What is the Chi meter and how is it utilized in the game?
Tobias: The Chi meter is a little meter that exists under the health meter. As you fight and successfully land blows, you build your Chi. Once your Chi meter is full, you can use it to perform a Chi attack. Every character has three different kinds [of Chi attacks], and they do different things. So, you can use your Chi to perform a Chi attack or to heal limb damage if you want. Healing yourself depends on where you're at in the match, depends on your comfort level in terms of who you are fighting. You may feel that the guy you're fighting is such a scrub that you're fine with the Limb Damage and decide that you'd rather do the Chi Attack to cause more health damage. It kind of injects another element of strategy to the game.
Explain the game's combo system. Is it a primarily button queuing rhythmic system like Killer Instinct or is there also a juggle aspect to the combo system? And is there a training mode to help your learn the combos?
Tobias: We have a little of both. We have longer form combos that are "Killer Insinct"-ish and then also have methods of popping your opponent up in the air to create little combos that way. In terms of performing the longer form combos, a lot of it is queuing and some of it does involve more of a timing aspect. It really depends on the character or combo. Training mode is good for learning what queues and what involves timing.
With the current lack of online play in most fighting games, fighting games for consoles have been turning to new ways to keep players interested. What did you do with Tao Feng's single player game to keep players coming back for more.

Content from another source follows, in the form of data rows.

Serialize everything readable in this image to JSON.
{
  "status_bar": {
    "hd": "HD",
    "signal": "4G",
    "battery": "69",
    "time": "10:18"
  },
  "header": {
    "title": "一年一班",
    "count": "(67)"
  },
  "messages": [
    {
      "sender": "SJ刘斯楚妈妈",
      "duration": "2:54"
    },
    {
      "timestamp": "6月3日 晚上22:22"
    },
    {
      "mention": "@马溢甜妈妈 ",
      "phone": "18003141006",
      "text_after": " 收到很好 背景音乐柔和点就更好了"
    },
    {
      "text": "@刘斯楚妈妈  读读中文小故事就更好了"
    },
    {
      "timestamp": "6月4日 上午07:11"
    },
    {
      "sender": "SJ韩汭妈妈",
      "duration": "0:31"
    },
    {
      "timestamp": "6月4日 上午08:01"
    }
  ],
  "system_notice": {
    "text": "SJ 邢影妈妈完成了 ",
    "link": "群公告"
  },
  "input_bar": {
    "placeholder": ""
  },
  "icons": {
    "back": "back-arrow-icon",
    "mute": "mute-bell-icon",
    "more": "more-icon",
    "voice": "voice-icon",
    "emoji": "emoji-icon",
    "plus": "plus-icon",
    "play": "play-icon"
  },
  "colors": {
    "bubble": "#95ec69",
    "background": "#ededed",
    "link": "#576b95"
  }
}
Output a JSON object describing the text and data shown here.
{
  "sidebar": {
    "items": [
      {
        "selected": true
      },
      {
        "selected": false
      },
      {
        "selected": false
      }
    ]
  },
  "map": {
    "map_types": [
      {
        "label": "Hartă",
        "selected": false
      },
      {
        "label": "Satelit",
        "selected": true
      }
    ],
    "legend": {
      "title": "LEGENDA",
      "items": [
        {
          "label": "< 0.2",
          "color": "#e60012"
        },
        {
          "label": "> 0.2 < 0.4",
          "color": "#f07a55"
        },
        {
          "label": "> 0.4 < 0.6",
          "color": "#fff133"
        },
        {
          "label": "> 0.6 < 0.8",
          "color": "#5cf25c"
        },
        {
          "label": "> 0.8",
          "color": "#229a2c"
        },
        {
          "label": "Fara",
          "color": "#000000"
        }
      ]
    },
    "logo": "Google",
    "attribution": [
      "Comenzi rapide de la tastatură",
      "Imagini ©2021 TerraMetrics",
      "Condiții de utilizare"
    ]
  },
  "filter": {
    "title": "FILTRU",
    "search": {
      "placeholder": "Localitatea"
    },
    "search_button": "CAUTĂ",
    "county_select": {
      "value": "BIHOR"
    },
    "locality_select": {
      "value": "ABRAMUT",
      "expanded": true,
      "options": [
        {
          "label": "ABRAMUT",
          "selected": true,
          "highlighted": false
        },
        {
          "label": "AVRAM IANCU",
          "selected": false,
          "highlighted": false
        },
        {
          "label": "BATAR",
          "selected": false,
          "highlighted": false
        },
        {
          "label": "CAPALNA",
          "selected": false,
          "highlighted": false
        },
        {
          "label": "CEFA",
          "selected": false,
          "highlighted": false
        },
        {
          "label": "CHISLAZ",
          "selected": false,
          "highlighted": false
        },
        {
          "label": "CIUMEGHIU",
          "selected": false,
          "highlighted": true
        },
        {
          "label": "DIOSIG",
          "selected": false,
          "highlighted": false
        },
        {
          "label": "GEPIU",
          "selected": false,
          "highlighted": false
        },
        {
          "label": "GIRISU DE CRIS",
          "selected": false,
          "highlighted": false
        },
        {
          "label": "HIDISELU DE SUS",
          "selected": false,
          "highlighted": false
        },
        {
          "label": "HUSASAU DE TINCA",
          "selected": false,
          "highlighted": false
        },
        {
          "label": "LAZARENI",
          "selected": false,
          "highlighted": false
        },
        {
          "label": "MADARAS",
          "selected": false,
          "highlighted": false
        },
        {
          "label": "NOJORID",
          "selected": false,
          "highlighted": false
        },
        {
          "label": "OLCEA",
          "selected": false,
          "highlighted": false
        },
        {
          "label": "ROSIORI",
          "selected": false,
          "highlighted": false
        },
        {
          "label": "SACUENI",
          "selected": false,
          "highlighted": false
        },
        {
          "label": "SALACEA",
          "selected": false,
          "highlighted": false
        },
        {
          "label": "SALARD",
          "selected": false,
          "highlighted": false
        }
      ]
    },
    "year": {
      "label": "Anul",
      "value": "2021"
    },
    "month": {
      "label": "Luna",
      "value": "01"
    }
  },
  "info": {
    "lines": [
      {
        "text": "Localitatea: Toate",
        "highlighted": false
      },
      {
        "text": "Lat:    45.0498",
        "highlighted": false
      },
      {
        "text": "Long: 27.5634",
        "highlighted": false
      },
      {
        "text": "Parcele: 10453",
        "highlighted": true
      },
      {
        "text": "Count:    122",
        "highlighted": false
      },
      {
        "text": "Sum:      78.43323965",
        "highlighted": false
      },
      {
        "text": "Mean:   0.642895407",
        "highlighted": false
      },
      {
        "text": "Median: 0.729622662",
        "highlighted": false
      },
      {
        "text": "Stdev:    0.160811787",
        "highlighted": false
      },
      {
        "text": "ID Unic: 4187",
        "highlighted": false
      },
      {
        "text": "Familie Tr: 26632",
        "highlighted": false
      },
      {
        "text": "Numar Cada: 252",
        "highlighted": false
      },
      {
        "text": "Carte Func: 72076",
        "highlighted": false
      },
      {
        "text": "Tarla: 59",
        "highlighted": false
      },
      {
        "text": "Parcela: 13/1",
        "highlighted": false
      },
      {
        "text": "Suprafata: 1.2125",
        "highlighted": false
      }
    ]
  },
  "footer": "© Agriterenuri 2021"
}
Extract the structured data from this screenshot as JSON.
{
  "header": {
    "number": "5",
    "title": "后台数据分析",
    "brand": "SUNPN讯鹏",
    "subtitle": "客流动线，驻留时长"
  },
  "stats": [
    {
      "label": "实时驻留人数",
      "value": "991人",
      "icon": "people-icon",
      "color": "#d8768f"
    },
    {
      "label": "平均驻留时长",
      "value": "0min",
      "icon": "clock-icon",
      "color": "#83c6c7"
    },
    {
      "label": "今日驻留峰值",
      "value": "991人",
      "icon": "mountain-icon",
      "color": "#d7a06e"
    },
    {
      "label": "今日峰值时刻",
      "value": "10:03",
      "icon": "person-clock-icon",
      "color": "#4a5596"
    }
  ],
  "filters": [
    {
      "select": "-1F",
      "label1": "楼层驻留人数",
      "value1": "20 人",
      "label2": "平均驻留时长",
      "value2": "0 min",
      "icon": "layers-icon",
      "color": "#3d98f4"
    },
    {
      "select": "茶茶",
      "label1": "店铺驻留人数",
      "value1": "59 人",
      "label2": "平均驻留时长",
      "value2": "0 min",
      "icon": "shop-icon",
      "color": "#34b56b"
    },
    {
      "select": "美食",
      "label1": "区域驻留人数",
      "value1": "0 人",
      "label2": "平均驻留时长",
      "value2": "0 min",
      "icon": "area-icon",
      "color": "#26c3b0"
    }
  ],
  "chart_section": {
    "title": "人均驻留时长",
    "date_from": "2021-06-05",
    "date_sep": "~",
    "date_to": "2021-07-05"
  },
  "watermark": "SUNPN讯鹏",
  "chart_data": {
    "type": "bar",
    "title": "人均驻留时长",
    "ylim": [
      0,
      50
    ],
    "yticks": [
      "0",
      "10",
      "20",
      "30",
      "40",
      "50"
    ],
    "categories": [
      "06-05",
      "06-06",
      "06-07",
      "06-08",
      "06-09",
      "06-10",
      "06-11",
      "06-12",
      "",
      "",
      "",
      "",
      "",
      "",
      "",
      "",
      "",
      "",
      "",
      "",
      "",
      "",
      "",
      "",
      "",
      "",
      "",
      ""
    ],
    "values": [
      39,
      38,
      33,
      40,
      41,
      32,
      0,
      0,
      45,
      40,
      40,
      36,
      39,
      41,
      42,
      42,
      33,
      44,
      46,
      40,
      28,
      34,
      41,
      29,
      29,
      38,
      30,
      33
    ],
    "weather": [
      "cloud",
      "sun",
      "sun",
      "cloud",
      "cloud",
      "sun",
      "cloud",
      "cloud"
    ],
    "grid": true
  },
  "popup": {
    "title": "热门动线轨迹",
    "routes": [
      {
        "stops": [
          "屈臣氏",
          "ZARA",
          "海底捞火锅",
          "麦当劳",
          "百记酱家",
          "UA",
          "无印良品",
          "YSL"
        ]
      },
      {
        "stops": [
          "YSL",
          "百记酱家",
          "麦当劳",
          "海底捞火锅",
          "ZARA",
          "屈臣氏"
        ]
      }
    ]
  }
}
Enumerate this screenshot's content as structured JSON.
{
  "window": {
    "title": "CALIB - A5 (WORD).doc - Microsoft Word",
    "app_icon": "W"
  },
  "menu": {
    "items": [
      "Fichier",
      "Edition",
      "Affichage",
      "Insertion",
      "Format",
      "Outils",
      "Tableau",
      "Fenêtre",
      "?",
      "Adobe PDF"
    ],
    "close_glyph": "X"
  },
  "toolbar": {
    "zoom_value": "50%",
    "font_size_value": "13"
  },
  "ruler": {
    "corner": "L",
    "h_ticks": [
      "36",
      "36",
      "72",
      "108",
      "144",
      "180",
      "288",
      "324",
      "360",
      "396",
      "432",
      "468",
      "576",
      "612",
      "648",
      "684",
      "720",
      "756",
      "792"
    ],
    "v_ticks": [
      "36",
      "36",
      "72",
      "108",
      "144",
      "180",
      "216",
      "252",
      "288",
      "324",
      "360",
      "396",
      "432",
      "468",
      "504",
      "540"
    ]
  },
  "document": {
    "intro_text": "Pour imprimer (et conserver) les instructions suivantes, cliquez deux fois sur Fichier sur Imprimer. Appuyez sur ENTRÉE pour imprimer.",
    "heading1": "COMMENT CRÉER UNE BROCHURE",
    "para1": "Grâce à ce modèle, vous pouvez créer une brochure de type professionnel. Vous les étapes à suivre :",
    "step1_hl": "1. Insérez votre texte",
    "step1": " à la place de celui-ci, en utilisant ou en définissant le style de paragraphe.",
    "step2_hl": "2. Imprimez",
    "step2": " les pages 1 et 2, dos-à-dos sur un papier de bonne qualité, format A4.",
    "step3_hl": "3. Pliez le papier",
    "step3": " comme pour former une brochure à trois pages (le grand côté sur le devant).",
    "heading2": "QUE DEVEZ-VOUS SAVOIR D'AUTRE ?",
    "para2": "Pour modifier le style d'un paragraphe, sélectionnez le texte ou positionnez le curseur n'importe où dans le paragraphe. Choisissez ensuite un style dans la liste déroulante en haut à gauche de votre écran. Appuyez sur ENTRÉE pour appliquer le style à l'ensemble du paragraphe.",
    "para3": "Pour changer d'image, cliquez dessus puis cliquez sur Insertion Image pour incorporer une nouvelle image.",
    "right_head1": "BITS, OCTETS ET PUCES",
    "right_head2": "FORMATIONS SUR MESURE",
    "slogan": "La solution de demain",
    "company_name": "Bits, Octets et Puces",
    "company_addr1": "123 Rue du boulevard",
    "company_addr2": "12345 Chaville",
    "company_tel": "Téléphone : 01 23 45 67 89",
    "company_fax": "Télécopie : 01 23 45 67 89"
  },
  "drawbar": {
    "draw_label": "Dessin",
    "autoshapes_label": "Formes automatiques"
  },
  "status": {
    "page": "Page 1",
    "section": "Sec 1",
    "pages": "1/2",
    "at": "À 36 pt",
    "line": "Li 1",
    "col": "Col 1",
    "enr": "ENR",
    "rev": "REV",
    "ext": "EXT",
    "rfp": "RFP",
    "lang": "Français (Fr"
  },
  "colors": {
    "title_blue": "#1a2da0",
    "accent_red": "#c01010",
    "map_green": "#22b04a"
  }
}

Tobias: Tao Feng single player game is generally the Quest mode. That's kind of the method of facing your boss in the game. In reguards to online play, we would have loved to have had Tao Feng function online. I think when we started and where Xbox Live was at the time, didn't coincide with us building the engine. I think that all fighting games at some point have to have some kind of online play ability. There are some latency issues that have to be solved for that to work well. I think that with the demise of the arcade the competitive aspect of fighting games has gone away, but I think online can kind of bring that back. It's exciting to see the Capcom game that just came out. They actually do it fairly well but there is some lag that occurs on occasion, but it's not too bad and it injects some of the competitive element back into the genre. I thnk that's important because with the demise of the arcade the competitive nature of the game only happens when you've got a friend over. That's where the single player experience has become so important. But like I say that with broadband creeping up more and more and with Xbox Live there is a chance to reinvigorate fighting games with the competitive nature that has gotten lost over the years. It is depressing going to arcades and there is no one and nothing there. If there is a new game out you are lucky to find it.